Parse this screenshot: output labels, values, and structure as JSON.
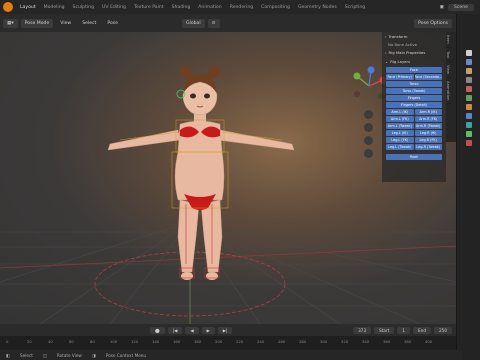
{
  "topbar": {
    "tabs": [
      "Layout",
      "Modeling",
      "Sculpting",
      "UV Editing",
      "Texture Paint",
      "Shading",
      "Animation",
      "Rendering",
      "Compositing",
      "Geometry Nodes",
      "Scripting"
    ],
    "active_tab": 0,
    "scene": "Scene"
  },
  "header": {
    "mode": "Pose Mode",
    "view": "View",
    "select": "Select",
    "pose": "Pose",
    "orientation": "Global",
    "pose_options": "Pose Options"
  },
  "npanel": {
    "transform_label": "Transform",
    "no_bone_text": "No Bone Active",
    "rig_props_label": "Rig Main Properties",
    "rig_layers_label": "Rig Layers",
    "buttons": {
      "face": "Face",
      "face_primary": "Face (Primary)",
      "face_secondary": "Face (Seconda...",
      "torso": "Torso",
      "torso_tweak": "Torso (Tweak)",
      "fingers": "Fingers",
      "fingers_detail": "Fingers (Detail)",
      "arm_l_ik": "Arm.L (IK)",
      "arm_r_ik": "Arm.R (IK)",
      "arm_l_fk": "Arm.L (FK)",
      "arm_r_fk": "Arm.R (FK)",
      "arm_l_tweak": "Arm.L (Tweak)",
      "arm_r_tweak": "Arm.R (Tweak)",
      "leg_l_ik": "Leg.L (IK)",
      "leg_r_ik": "Leg.R (IK)",
      "leg_l_fk": "Leg.L (FK)",
      "leg_r_fk": "Leg.R (FK)",
      "leg_l_tweak": "Leg.L (Tweak)",
      "leg_r_tweak": "Leg.R (Tweak)",
      "root": "Root"
    }
  },
  "side_tabs": [
    "Item",
    "Tool",
    "View",
    "Animation"
  ],
  "timeline": {
    "frame_current": "373",
    "start_label": "Start",
    "start_value": "1",
    "end_label": "End",
    "end_value": "250"
  },
  "ruler_ticks": [
    "0",
    "20",
    "40",
    "60",
    "80",
    "100",
    "120",
    "140",
    "160",
    "180",
    "200",
    "220",
    "240",
    "260",
    "280",
    "300",
    "320",
    "340",
    "360",
    "380",
    "400"
  ],
  "statusbar": {
    "select": "Select",
    "rotate": "Rotate View",
    "context": "Pose Context Menu"
  },
  "colors": {
    "accent_blue": "#4a72b8",
    "blender_orange": "#e87d0d",
    "bikini_red": "#c91a1a",
    "skin": "#e8b9a0"
  }
}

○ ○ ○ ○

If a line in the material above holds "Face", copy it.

      "face": "Face",
      "face_primary": "Face (Primary)",
      "face_secondary": "Face (Seconda...",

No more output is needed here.